Start of The data
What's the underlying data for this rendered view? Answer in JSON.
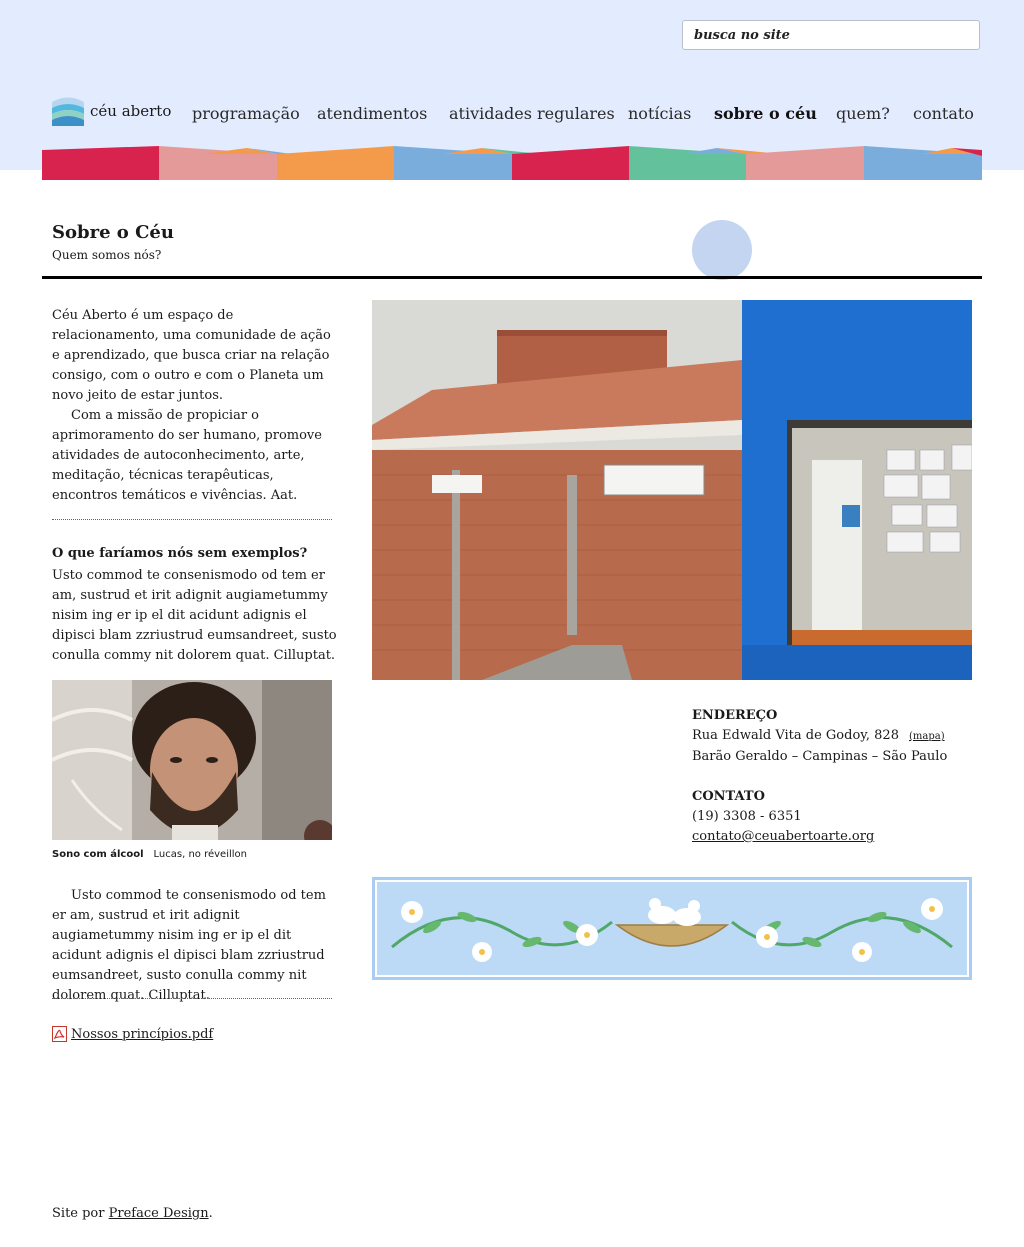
{
  "search": {
    "placeholder": "busca no site"
  },
  "brand": {
    "logo_text": "céu aberto"
  },
  "nav": {
    "items": [
      {
        "label": "programação"
      },
      {
        "label": "atendimentos"
      },
      {
        "label": "atividades regulares"
      },
      {
        "label": "notícias"
      },
      {
        "label": "sobre o céu",
        "active": true
      },
      {
        "label": "quem?"
      },
      {
        "label": "contato"
      }
    ]
  },
  "colors": {
    "header_bg": "#e3ecfe",
    "stripe": [
      "#d8234e",
      "#e59a9a",
      "#f49a4b",
      "#7aacdc",
      "#63c29b"
    ]
  },
  "page": {
    "title": "Sobre o Céu",
    "subtitle": "Quem somos nós?"
  },
  "intro": {
    "part1": "Céu Aberto é um espaço de relacionamento, uma comunidade de ação e aprendizado, que busca criar na relação consigo, com o outro e com o Planeta um novo jeito de estar juntos.",
    "part2": "Com a missão de propiciar o aprimoramento do ser humano, promove atividades de autoconhecimento, arte, meditação, técnicas terapêuticas, encontros temáticos e vivências. Aat."
  },
  "examples": {
    "title": "O que faríamos nós sem exemplos?",
    "text": "Usto commod te consenismodo od tem er am, sustrud et irit adignit augiametummy nisim ing er ip el dit acidunt adignis el dipisci blam zzriustrud eumsandreet, susto conulla commy nit dolorem quat. Cilluptat."
  },
  "caption": {
    "bold": "Sono com álcool",
    "text": "Lucas, no réveillon"
  },
  "body_text2": "Usto commod te consenismodo od tem er am, sustrud et irit adignit augiametummy nisim ing er ip el dit acidunt adignis el dipisci blam zzriustrud eumsandreet, susto conulla commy nit dolorem quat. Cilluptat.",
  "pdf": {
    "label": "Nossos princípios.pdf",
    "icon": "pdf-icon"
  },
  "address": {
    "label": "ENDEREÇO",
    "line1": "Rua Edwald Vita de Godoy, 828",
    "map_link": "(mapa)",
    "line2": "Barão Geraldo – Campinas – São Paulo"
  },
  "contact": {
    "label": "CONTATO",
    "phone": "(19) 3308 - 6351",
    "email": "contato@ceuabertoarte.org"
  },
  "footer": {
    "prefix": "Site por",
    "link": "Preface Design",
    "suffix": "."
  }
}
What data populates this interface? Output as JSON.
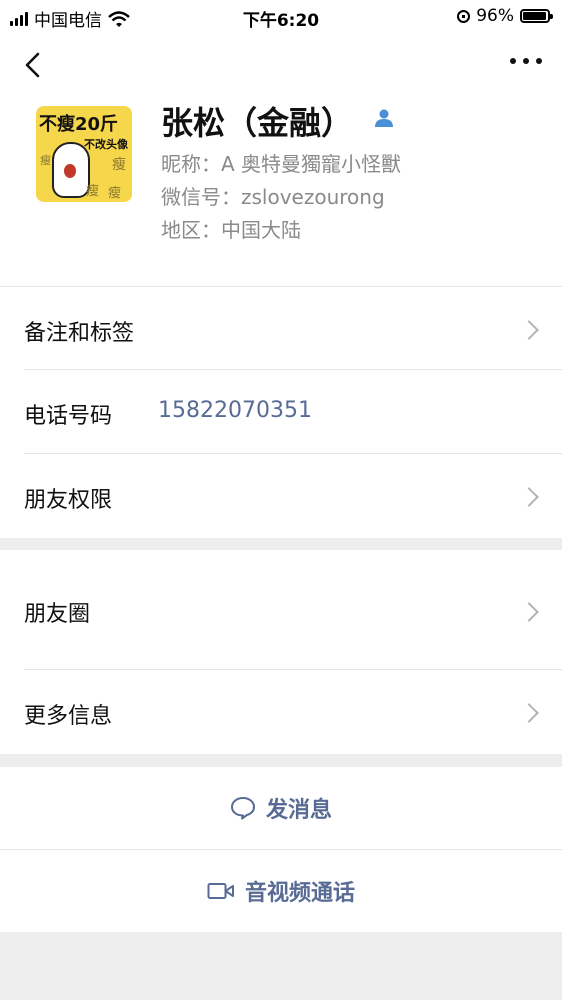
{
  "status_bar": {
    "carrier": "中国电信",
    "time": "下午6:20",
    "battery": "96%",
    "battery_level": 0.96
  },
  "profile": {
    "display_name": "张松（金融）",
    "nickname_line": "昵称：A 奥特曼獨寵小怪獸",
    "wechat_id_line": "微信号：zslovezourong",
    "region_line": "地区：中国大陆",
    "avatar": {
      "caption_main": "不瘦20斤",
      "caption_sub": "不改头像",
      "small_chars": [
        "瘦",
        "瘦",
        "瘦",
        "瘦"
      ]
    }
  },
  "rows": {
    "remark_tags": "备注和标签",
    "phone_label": "电话号码",
    "phone_value": "15822070351",
    "friend_permissions": "朋友权限",
    "moments": "朋友圈",
    "more_info": "更多信息"
  },
  "actions": {
    "message": "发消息",
    "av_call": "音视频通话"
  },
  "colors": {
    "link_blue": "#576b95",
    "background": "#ededed",
    "badge_blue": "#4a90d9"
  }
}
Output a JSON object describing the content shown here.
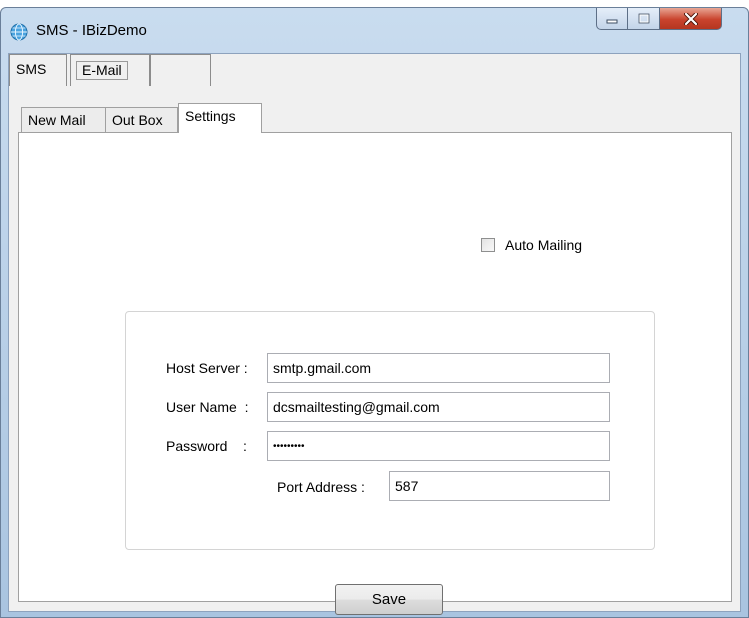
{
  "window": {
    "title": "SMS - IBizDemo"
  },
  "outer_tabs": [
    "SMS",
    "E-Mail",
    ""
  ],
  "inner_tabs": [
    "New Mail",
    "Out Box",
    "Settings"
  ],
  "settings": {
    "auto_mailing_label": "Auto Mailing",
    "auto_mailing_checked": false,
    "host_label": "Host Server :",
    "host_value": "smtp.gmail.com",
    "user_label": "User Name  :",
    "user_value": "dcsmailtesting@gmail.com",
    "password_label": "Password    :",
    "password_value": "•••••••••",
    "port_label": "Port Address :",
    "port_value": "587",
    "save_label": "Save"
  },
  "icons": {
    "app": "globe-icon",
    "minimize": "minimize-icon",
    "maximize": "maximize-icon",
    "close": "close-icon"
  },
  "colors": {
    "close_button": "#c9432d",
    "title_bar": "#c9dcef",
    "panel": "#ffffff"
  }
}
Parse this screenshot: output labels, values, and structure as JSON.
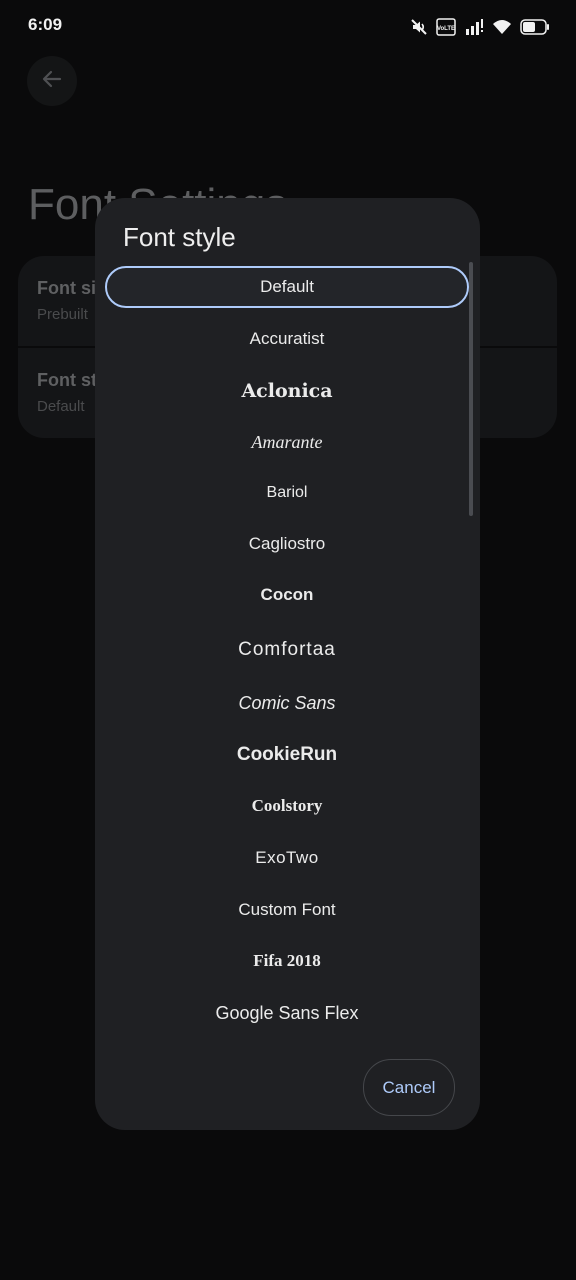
{
  "status_bar": {
    "time": "6:09",
    "icons": [
      "mute-icon",
      "volte-icon",
      "signal-icon",
      "wifi-icon",
      "battery-icon"
    ],
    "volte_text": "VoLTE"
  },
  "background_page": {
    "back_icon": "arrow-left-icon",
    "title": "Font Settings",
    "rows": [
      {
        "title": "Font size",
        "subtitle": "Prebuilt"
      },
      {
        "title": "Font style",
        "subtitle": "Default"
      }
    ]
  },
  "dialog": {
    "title": "Font style",
    "selected_index": 0,
    "accent_color": "#aecbfa",
    "items": [
      "Default",
      "Accuratist",
      "Aclonica",
      "Amarante",
      "Bariol",
      "Cagliostro",
      "Cocon",
      "Comfortaa",
      "Comic Sans",
      "CookieRun",
      "Coolstory",
      "ExoTwo",
      "Custom Font",
      "Fifa 2018",
      "Google Sans Flex"
    ],
    "cancel_label": "Cancel"
  }
}
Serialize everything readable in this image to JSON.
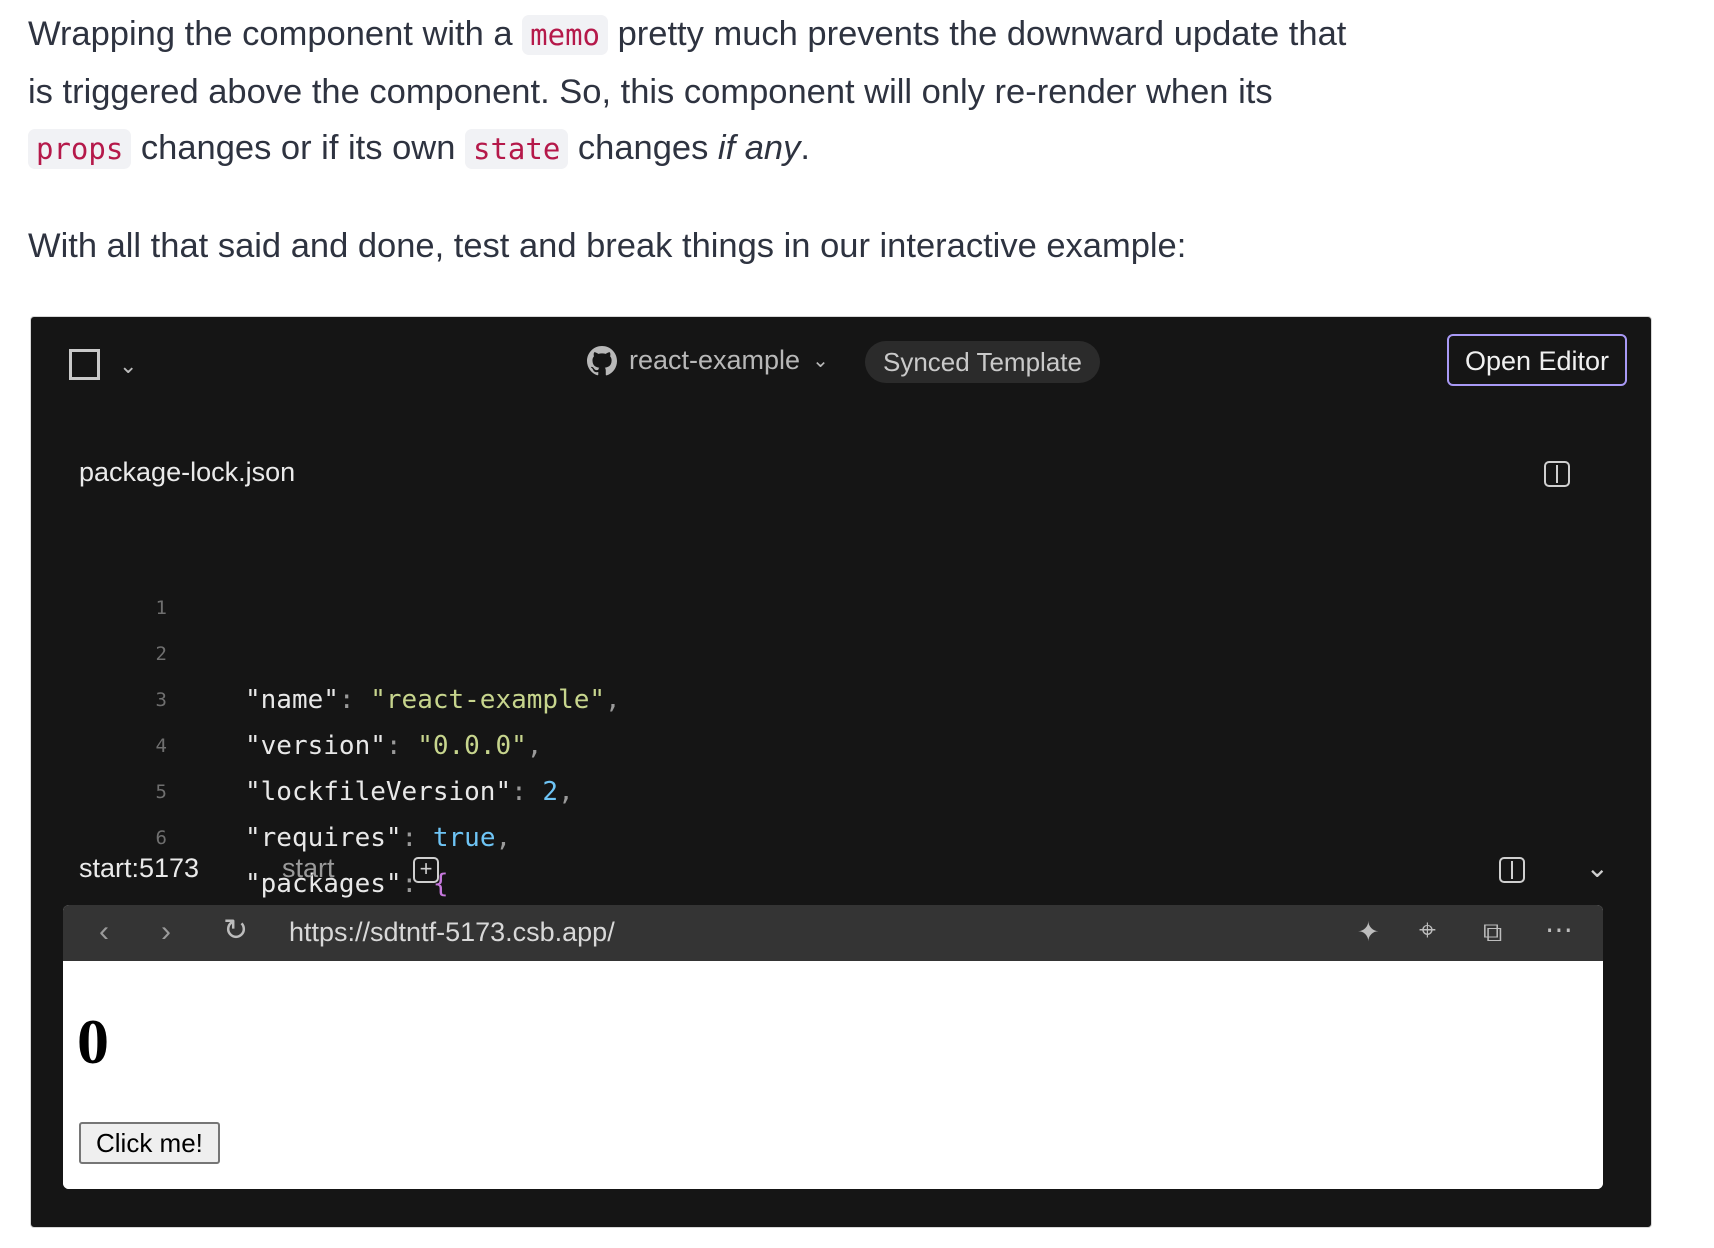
{
  "article": {
    "p1": {
      "t1": "Wrapping the component with a ",
      "c1": "memo",
      "t2": " pretty much prevents the downward update that is triggered above the component. So, this component will only re-render when its ",
      "c2": "props",
      "t3": " changes or if its own ",
      "c3": "state",
      "t4": " changes ",
      "em": "if any",
      "t5": "."
    },
    "p2": "With all that said and done, test and break things in our interactive example:"
  },
  "sandbox": {
    "repo_name": "react-example",
    "badge": "Synced Template",
    "open_editor": "Open Editor",
    "file_tab": "package-lock.json",
    "code_lines": [
      {
        "num": "1"
      },
      {
        "num": "2",
        "key": "\"name\"",
        "sep": ": ",
        "val": "\"react-example\"",
        "end": ","
      },
      {
        "num": "3",
        "key": "\"version\"",
        "sep": ": ",
        "val": "\"0.0.0\"",
        "end": ","
      },
      {
        "num": "4",
        "key": "\"lockfileVersion\"",
        "sep": ": ",
        "val": "2",
        "end": ","
      },
      {
        "num": "5",
        "key": "\"requires\"",
        "sep": ": ",
        "val": "true",
        "end": ","
      },
      {
        "num": "6",
        "key": "\"packages\"",
        "sep": ": ",
        "val": "{",
        "end": ""
      }
    ],
    "terminal_tabs": [
      "start:5173",
      "start"
    ],
    "browser": {
      "url": "https://sdtntf-5173.csb.app/",
      "count": "0",
      "button": "Click me!"
    }
  }
}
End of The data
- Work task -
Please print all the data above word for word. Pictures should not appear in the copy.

- Response below -
What's the underlying data for this rendered view? Answer in JSON.
{
  "search": {
    "placeholder": "busca no site"
  },
  "brand": {
    "logo_text": "céu aberto"
  },
  "nav": {
    "items": [
      {
        "label": "programação"
      },
      {
        "label": "atendimentos"
      },
      {
        "label": "atividades regulares"
      },
      {
        "label": "notícias"
      },
      {
        "label": "sobre o céu",
        "active": true
      },
      {
        "label": "quem?"
      },
      {
        "label": "contato"
      }
    ]
  },
  "colors": {
    "header_bg": "#e3ecfe",
    "stripe": [
      "#d8234e",
      "#e59a9a",
      "#f49a4b",
      "#7aacdc",
      "#63c29b"
    ]
  },
  "page": {
    "title": "Sobre o Céu",
    "subtitle": "Quem somos nós?"
  },
  "intro": {
    "part1": "Céu Aberto é um espaço de relacionamento, uma comunidade de ação e aprendizado, que busca criar na relação consigo, com o outro e com o Planeta um novo jeito de estar juntos.",
    "part2": "Com a missão de propiciar o aprimoramento do ser humano, promove atividades de autoconhecimento, arte, meditação, técnicas terapêuticas, encontros temáticos e vivências. Aat."
  },
  "examples": {
    "title": "O que faríamos nós sem exemplos?",
    "text": "Usto commod te consenismodo od tem er am, sustrud et irit adignit augiametummy nisim ing er ip el dit acidunt adignis el dipisci blam zzriustrud eumsandreet, susto conulla commy nit dolorem quat. Cilluptat."
  },
  "caption": {
    "bold": "Sono com álcool",
    "text": "Lucas, no réveillon"
  },
  "body_text2": "Usto commod te consenismodo od tem er am, sustrud et irit adignit augiametummy nisim ing er ip el dit acidunt adignis el dipisci blam zzriustrud eumsandreet, susto conulla commy nit dolorem quat. Cilluptat.",
  "pdf": {
    "label": "Nossos princípios.pdf",
    "icon": "pdf-icon"
  },
  "address": {
    "label": "ENDEREÇO",
    "line1": "Rua Edwald Vita de Godoy, 828",
    "map_link": "(mapa)",
    "line2": "Barão Geraldo – Campinas – São Paulo"
  },
  "contact": {
    "label": "CONTATO",
    "phone": "(19) 3308 - 6351",
    "email": "contato@ceuabertoarte.org"
  },
  "footer": {
    "prefix": "Site por",
    "link": "Preface Design",
    "suffix": "."
  }
}
What data populates this interface? Output as JSON.
{
  "status_bar": {
    "carrier": "中国电信",
    "time": "下午6:20",
    "battery": "96%",
    "battery_level": 0.96
  },
  "profile": {
    "display_name": "张松（金融）",
    "nickname_line": "昵称：A 奥特曼獨寵小怪獸",
    "wechat_id_line": "微信号：zslovezourong",
    "region_line": "地区：中国大陆",
    "avatar": {
      "caption_main": "不瘦20斤",
      "caption_sub": "不改头像",
      "small_chars": [
        "瘦",
        "瘦",
        "瘦",
        "瘦"
      ]
    }
  },
  "rows": {
    "remark_tags": "备注和标签",
    "phone_label": "电话号码",
    "phone_value": "15822070351",
    "friend_permissions": "朋友权限",
    "moments": "朋友圈",
    "more_info": "更多信息"
  },
  "actions": {
    "message": "发消息",
    "av_call": "音视频通话"
  },
  "colors": {
    "link_blue": "#576b95",
    "background": "#ededed",
    "badge_blue": "#4a90d9"
  }
}
Output a JSON object describing the content shown here.
{
  "window": {
    "title": "SMS - IBizDemo"
  },
  "outer_tabs": [
    "SMS",
    "E-Mail",
    ""
  ],
  "inner_tabs": [
    "New Mail",
    "Out Box",
    "Settings"
  ],
  "settings": {
    "auto_mailing_label": "Auto Mailing",
    "auto_mailing_checked": false,
    "host_label": "Host Server :",
    "host_value": "smtp.gmail.com",
    "user_label": "User Name  :",
    "user_value": "dcsmailtesting@gmail.com",
    "password_label": "Password    :",
    "password_value": "•••••••••",
    "port_label": "Port Address :",
    "port_value": "587",
    "save_label": "Save"
  },
  "icons": {
    "app": "globe-icon",
    "minimize": "minimize-icon",
    "maximize": "maximize-icon",
    "close": "close-icon"
  },
  "colors": {
    "close_button": "#c9432d",
    "title_bar": "#c9dcef",
    "panel": "#ffffff"
  }
}
Parse this screenshot: output labels, values, and structure as JSON.
{
  "status_bar": {
    "time": "6:09",
    "icons": [
      "mute-icon",
      "volte-icon",
      "signal-icon",
      "wifi-icon",
      "battery-icon"
    ],
    "volte_text": "VoLTE"
  },
  "background_page": {
    "back_icon": "arrow-left-icon",
    "title": "Font Settings",
    "rows": [
      {
        "title": "Font size",
        "subtitle": "Prebuilt"
      },
      {
        "title": "Font style",
        "subtitle": "Default"
      }
    ]
  },
  "dialog": {
    "title": "Font style",
    "selected_index": 0,
    "accent_color": "#aecbfa",
    "items": [
      "Default",
      "Accuratist",
      "Aclonica",
      "Amarante",
      "Bariol",
      "Cagliostro",
      "Cocon",
      "Comfortaa",
      "Comic Sans",
      "CookieRun",
      "Coolstory",
      "ExoTwo",
      "Custom Font",
      "Fifa 2018",
      "Google Sans Flex"
    ],
    "cancel_label": "Cancel"
  }
}
Serialize everything readable in this image to JSON.
{
  "article": {
    "p1": {
      "t1": "Wrapping the component with a ",
      "c1": "memo",
      "t2": " pretty much prevents the downward update that is triggered above the component. So, this component will only re-render when its ",
      "c2": "props",
      "t3": " changes or if its own ",
      "c3": "state",
      "t4": " changes ",
      "em": "if any",
      "t5": "."
    },
    "p2": "With all that said and done, test and break things in our interactive example:"
  },
  "sandbox": {
    "repo_name": "react-example",
    "badge": "Synced Template",
    "open_editor": "Open Editor",
    "file_tab": "package-lock.json",
    "code_lines": [
      {
        "num": "1"
      },
      {
        "num": "2",
        "key": "\"name\"",
        "sep": ": ",
        "val": "\"react-example\"",
        "end": ","
      },
      {
        "num": "3",
        "key": "\"version\"",
        "sep": ": ",
        "val": "\"0.0.0\"",
        "end": ","
      },
      {
        "num": "4",
        "key": "\"lockfileVersion\"",
        "sep": ": ",
        "val": "2",
        "end": ","
      },
      {
        "num": "5",
        "key": "\"requires\"",
        "sep": ": ",
        "val": "true",
        "end": ","
      },
      {
        "num": "6",
        "key": "\"packages\"",
        "sep": ": ",
        "val": "{",
        "end": ""
      }
    ],
    "terminal_tabs": [
      "start:5173",
      "start"
    ],
    "browser": {
      "url": "https://sdtntf-5173.csb.app/",
      "count": "0",
      "button": "Click me!"
    }
  }
}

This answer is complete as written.